On the cover of this magazine is a woman holding her daughter. The woman, Katherine Heigl, is a white, blond, 32-year-old, all-American actress who was raised Mormon, and her two-year-old daughter, Naleigh, is Korean. The fact that this image is not remarkable is in itself remarkable—in 2010 the concept of family has shifted organically away from the (seemingly) ideal quartet of a man, a woman, and two biological children. The nuclear four has, thankfully, exploded into an endless array of familial combinations. In nearly every neighborhood there are gay parents, single parents, blended families, and children from all over the world. The old-fashioned nuclear paradigm still exists, of course, but it’s just part of the fabric. That there is currently no particular societally approved model for family is a wonderful, radical evolution that defies political affiliations (e.g., Dick Cheney’s very Republican gay daughter and her girlfriend have two children). Heigl and Naleigh are the new normal—just another mother and daughter.
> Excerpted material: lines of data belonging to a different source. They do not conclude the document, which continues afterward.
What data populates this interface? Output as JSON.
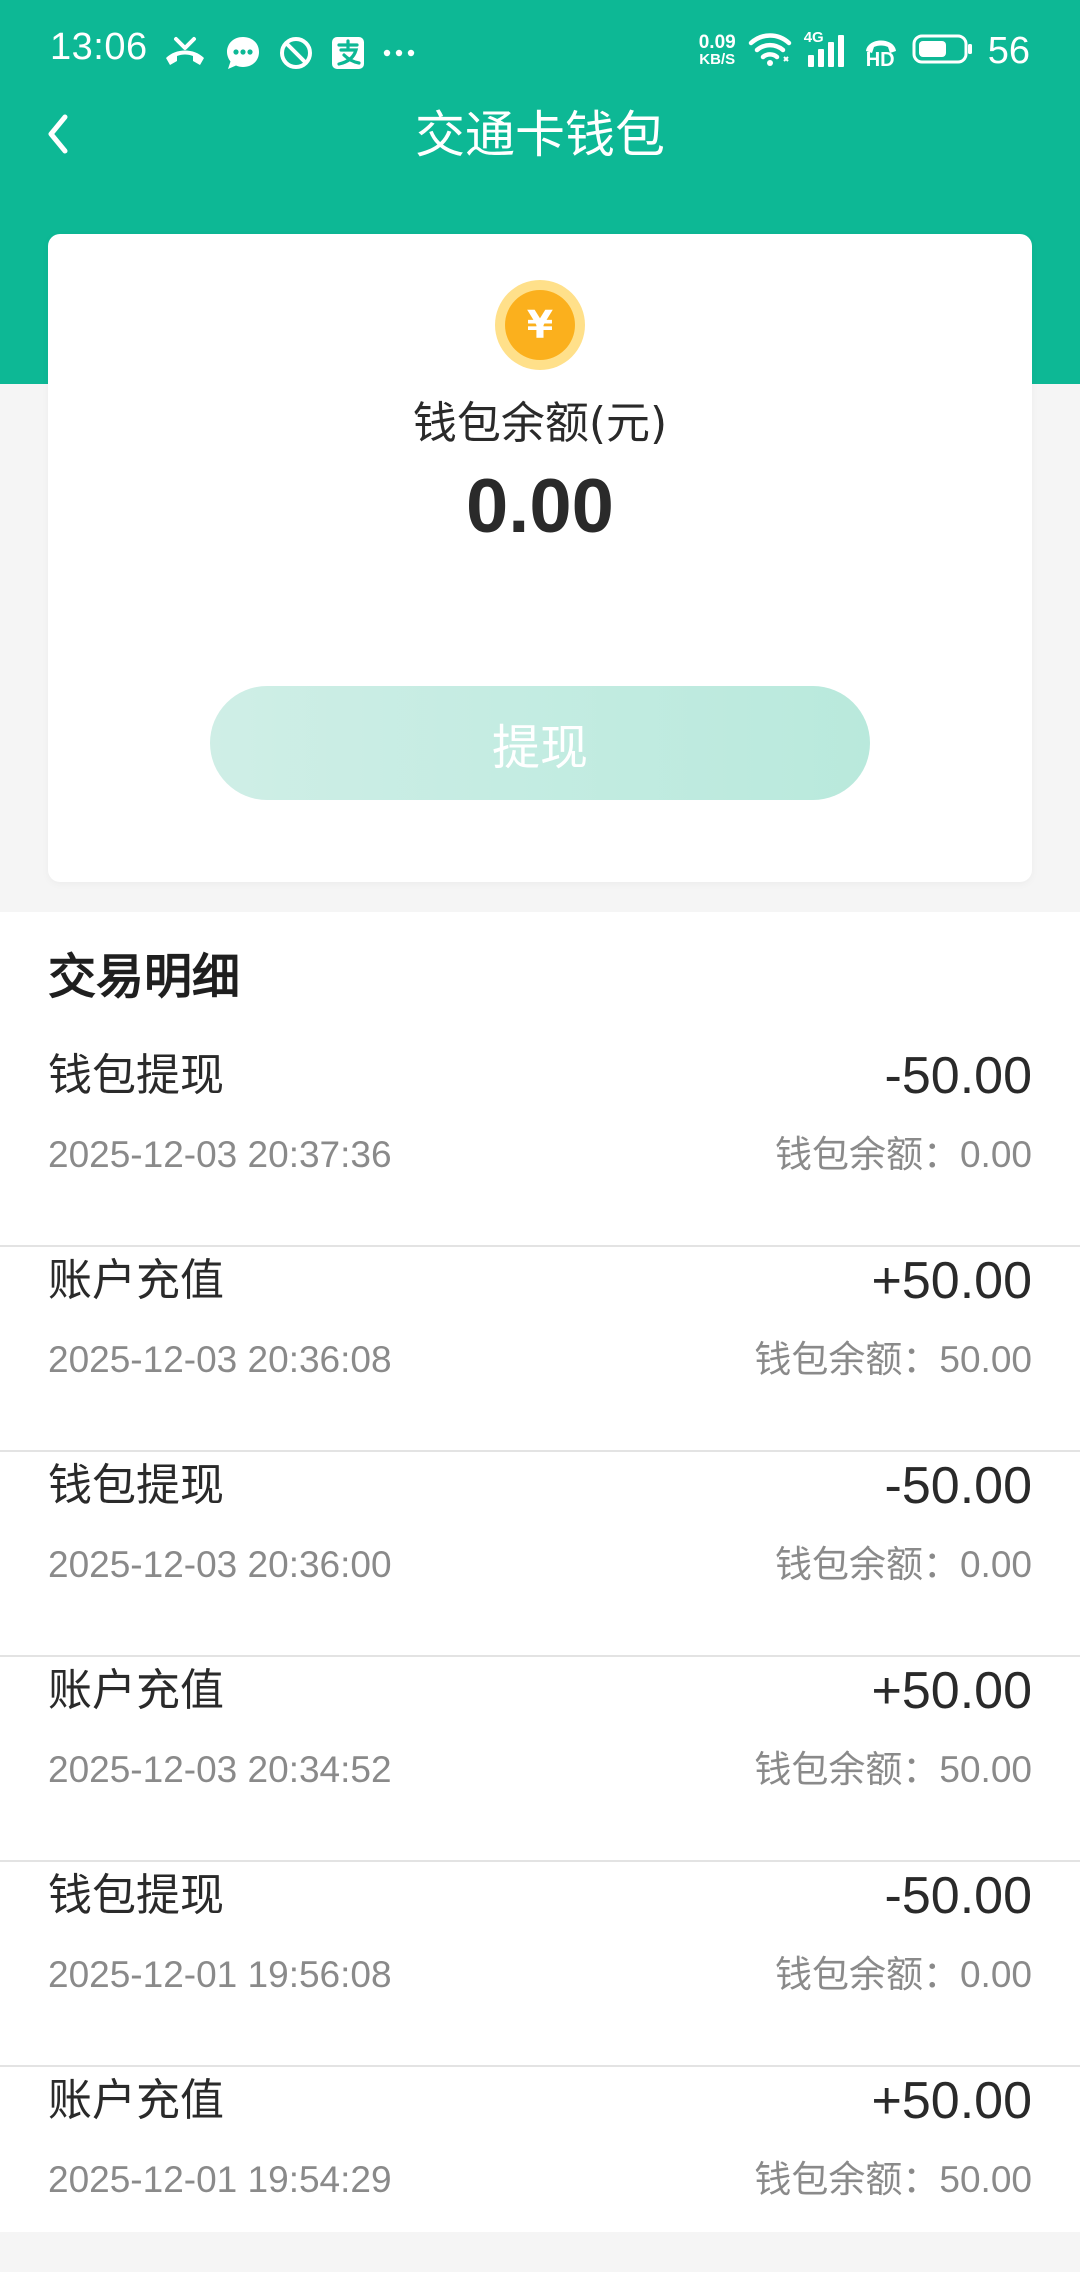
{
  "status_bar": {
    "time": "13:06",
    "net_speed_value": "0.09",
    "net_speed_unit": "KB/S",
    "network_type": "4G",
    "hd_label": "HD",
    "battery_level": "56",
    "icons": [
      "missed-call-icon",
      "message-bubble-icon",
      "do-not-disturb-icon",
      "alipay-icon",
      "more-dots-icon",
      "wifi-icon",
      "signal-icon",
      "hd-call-icon",
      "battery-icon"
    ],
    "color": "#ffffff"
  },
  "header": {
    "title": "交通卡钱包",
    "back_icon": "chevron-left-icon",
    "background_color": "#0db895"
  },
  "wallet": {
    "balance_label": "钱包余额(元)",
    "balance_value": "0.00",
    "coin_symbol": "¥",
    "withdraw_label": "提现"
  },
  "transactions": {
    "title": "交易明细",
    "balance_prefix": "钱包余额：",
    "items": [
      {
        "title": "钱包提现",
        "time": "2025-12-03 20:37:36",
        "amount": "-50.00",
        "balance": "0.00"
      },
      {
        "title": "账户充值",
        "time": "2025-12-03 20:36:08",
        "amount": "+50.00",
        "balance": "50.00"
      },
      {
        "title": "钱包提现",
        "time": "2025-12-03 20:36:00",
        "amount": "-50.00",
        "balance": "0.00"
      },
      {
        "title": "账户充值",
        "time": "2025-12-03 20:34:52",
        "amount": "+50.00",
        "balance": "50.00"
      },
      {
        "title": "钱包提现",
        "time": "2025-12-01 19:56:08",
        "amount": "-50.00",
        "balance": "0.00"
      },
      {
        "title": "账户充值",
        "time": "2025-12-01 19:54:29",
        "amount": "+50.00",
        "balance": "50.00"
      }
    ]
  }
}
That was the idea behind this issue of W—to document the family in all its variety. The moment seemed perfect: Acceptance, in the context of family (if not everywhere else), has permeated the culture. In July The Kids Are All Right, a comedy about a lesbian couple, their two teenage children, and the man who, via sperm donation, is their biological father, was a hit in theaters. That the film seemed conventional is one of its virtues—the director and cowriter, Lisa Cholodenko, effortlessly depicted a typical family that just happens to have two moms. When the bio-dad interrupts the almost sitcom-regular rhythms of the household, the film begs the question, What is family? The answer does not boil down to a simple equation.
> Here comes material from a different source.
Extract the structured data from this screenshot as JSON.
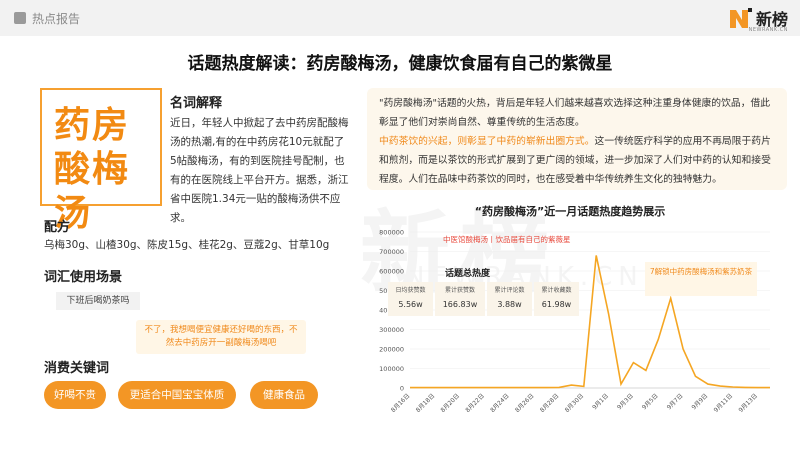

Similarly, on the actual sitcom Modern Family, the Pritchett clan has evolved into three households: The patriarch, in his 60s, has a hot, young Colombian wife with an 11-year-old oddball son from a previous relationship; another son is gay and lives with his boyfriend and their baby; and then there’s the daughter who has a conventional family of five. In an ironic twist, the family of five is often the most complicated of the three branches of this particular family tree. At the Emmys in August, Modern Family won best comedy, beating Glee (which, at its heart, is also a show about family). When mainstream television, which since Ozzie and Harriet has embraced the classic structure of the family, changes course, it is almost revolutionary. Network TV, more than any other medium, takes its cues from the audience. Shows are tested and judged week after week, and if they’re not popular, they’re canceled. The success of Modern Family, with its range of ethnicity, sexuality, and paternity, is wonderfully surprising and proves that family values suddenly have no set ideal.
In putting together this portfolio, we attempted to depict a similar range of family life. Consider Heigl: She grew up in Connecticut with Meg, her sister, who happens to be Korean, and her two brothers. You may notice I didn’t say Meg, her adopted sister. In the age of the new family, I think “adopted” should be abandoned as a qualifying prefix. The implication is that an adopted child is less desirable or loved than a biological one. While it is true that Heigl, along with her husband, Josh Kelley, adopted Naleigh at nine months, their connection should not, in any way, be diminished or undercut by the nature of the baby’s arrival. She’s their child, they’re a family, and the bond should not be accompanied by a metaphoric asterisk.